UCSI has set the tone for its long established music faculty by allowing it to operate as an independent unit.
IN THE style of languid prose, the blended harmony of string music with the piano tinkling in the background conjures a leisurely pace of a quiet afternoon in the country.
At times folksy, the opening andante (slow) movement of Franz Joseph Haydn’s Piano Trio no. 39 in G major had elements of the Classical era.
Played to perfection by the Orfeo Trio comprising cellist Leonid Shukaev, violinist Evgeny Zvonnikov and pianist Julie Bees at the Le Quadri Ballroom of UCSI University, the composition crescendoed like a train picking up pace before ending with a bang at its climax.
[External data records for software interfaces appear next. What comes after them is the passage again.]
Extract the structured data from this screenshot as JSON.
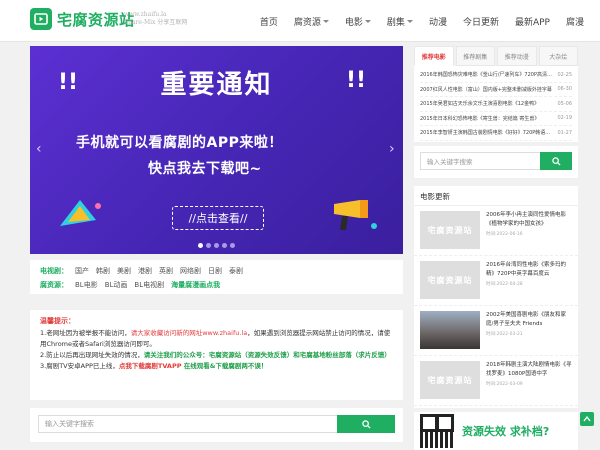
{
  "header": {
    "logo_text": "宅腐资源站",
    "logo_sub_line1": "www.zhaifu.la",
    "logo_sub_line2": "Share-Mix 分享互联网",
    "nav": [
      {
        "label": "首页",
        "dropdown": false
      },
      {
        "label": "腐资源",
        "dropdown": true
      },
      {
        "label": "电影",
        "dropdown": true
      },
      {
        "label": "剧集",
        "dropdown": true
      },
      {
        "label": "动漫",
        "dropdown": false
      },
      {
        "label": "今日更新",
        "dropdown": false
      },
      {
        "label": "最新APP",
        "dropdown": false
      },
      {
        "label": "腐漫",
        "dropdown": false
      }
    ]
  },
  "banner": {
    "title": "重要通知",
    "line1": "手机就可以看腐剧的APP来啦！",
    "line2": "快点我去下载吧~",
    "button": "//点击查看//",
    "slides": 5,
    "active_slide": 1,
    "prev_icon": "chevron-left-icon",
    "next_icon": "chevron-right-icon"
  },
  "categories": {
    "row1_label": "电视剧：",
    "row1": [
      "国产",
      "韩剧",
      "美剧",
      "港剧",
      "英剧",
      "网络剧",
      "日剧",
      "泰剧"
    ],
    "row2_label": "腐资源：",
    "row2": [
      "BL电影",
      "BL动画",
      "BL电视剧"
    ],
    "row2_highlight": "海量腐漫画点我"
  },
  "notice": {
    "title": "温馨提示：",
    "p1_a": "1.老网址因为被举报不能访问，",
    "p1_b": "请大家收藏访问新的网址www.zhaifu.la",
    "p1_c": "，如果遇到浏览器提示网站禁止访问的情况，请使用Chrome或者Safari浏览器访问即可。",
    "p2_a": "2.防止以后再出现网址失效的情况，",
    "p2_b": "请关注我们的公众号：宅腐资源站（资源失效反馈）和宅腐基地粉丝部落（求片反馈）",
    "p3_a": "3.腐剧TV安卓APP已上线，",
    "p3_b": "点我下载腐剧TVAPP",
    "p3_c": " 在线观看&下载腐剧两不误！"
  },
  "search": {
    "placeholder": "输入关键字搜索"
  },
  "sidebar": {
    "tabs": [
      "推荐电影",
      "推荐剧集",
      "推荐动漫",
      "大杂烩"
    ],
    "active_tab": 0,
    "news": [
      {
        "title": "2016年韩国恐怖灾难电影《釜山行/尸速列车》720P高清中字",
        "date": "02-25"
      },
      {
        "title": "2007红风人性电影（富山）国内版+完整未删减版外挂字幕",
        "date": "06-30"
      },
      {
        "title": "2015年吴君如古天乐余文乐主演喜剧电影《12金鸭》",
        "date": "05-06"
      },
      {
        "title": "2015年日本科幻恐怖电影《寄生兽：完结篇 寄生兽》",
        "date": "02-19"
      },
      {
        "title": "2015年李智妍主演韩国古装剧情电影《好好》720P韩语中字",
        "date": "01-27"
      }
    ],
    "search_placeholder": "输入关键字搜索",
    "movie_head": "电影更新",
    "movies": [
      {
        "title": "2006年李小冉主演同性爱情电影《植物学家的中国女孩》",
        "date": "时间:2022-06-16",
        "thumb": "宅腐资源站",
        "photo": false
      },
      {
        "title": "2016年台湾同性电影《索多玛的精》720P中英字幕百度云",
        "date": "时间:2022-04-28",
        "thumb": "宅腐资源站",
        "photo": false
      },
      {
        "title": "2002年美国喜剧电影《朋友和家庭/男子至夫夫 Friends",
        "date": "时间:2022-03-21",
        "thumb": "",
        "photo": true
      },
      {
        "title": "2018年韩剧主演大陆剧情电影《寻找罗麦》1080P国语中字",
        "date": "时间:2022-03-09",
        "thumb": "宅腐资源站",
        "photo": false
      }
    ],
    "qr_text": "资源失效 求补档?"
  }
}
The acclaimed trio from the Wichita State University College of Fine Arts, School of Music in the United States, also performed compositions by Ludwig van Beethoven and Russian composer Dmitri Shostakovich, in homage to Shukaev and Zvonnikov’s Russian heritage.
Their presentation was held in conjunction with the silver jubilee celebrations of UCSI’s School of Music which has now been given autonomy and is called the Institute of Music.
Considered the nation’s premier music school in both the classical and contemporary fields, the institute will now be able to chart its own academic direction.
Prior to the concert, the Orfeo Trio conducted workshops on piano, cello, violin and chamber music for UCSI students where they shared “trade secrets”.
Miami native Bees said it was a fact that rigourous discipline was demanded of classical musical training.
“I was not always as diligent at practising the piano when I was younger,” she said.
An opportunity to watch celebrated Chilean pianist Claudio Arrau perform when she was just a 15-year-old helped changed her entire outlook.
“Watching his great performance, I felt that life would be worth living if I could be as good as him,” said Bees.
It was a life-changing experience for her as from then on, Bees began practising feverishly for up to six hours on the piano.
“She said that it was important for music students to attend concerts regularly.
Shukaev agreed: “It’s just like learning a new language, when you listen to a great artiste, you absorb their styles, their ideas and the atmosphere.”
As the youngest musician of the trio, Zvonnikov said musicians can pick up good techniques when watching concerts.
Institute of Music director Prof Dr P’ng Tean Hwa said apart from being an independent unit within the university, the institute would be able to chart its own course and even have a global presence.
“We can begin more collaborations with international and national partners. At the community level, we hope to use the institute as a centre to organise music workshops and seminars,” said Dr P’ng.
He said that an international piano competition was in the pipeline and that the institute would offer more courses at postgraduate level.
UCSI University vice-chancellor Tan Sri Dr Abdul Rahman Arshad said the university was unwavering in its support for the Institute.
“While we are pushing very hard for more science courses, the humanities is equally important.
Music is a very significant component of civilisation,” said Dr Abdul Rahman.
UCSI University is a contributor to the Star Education Fund.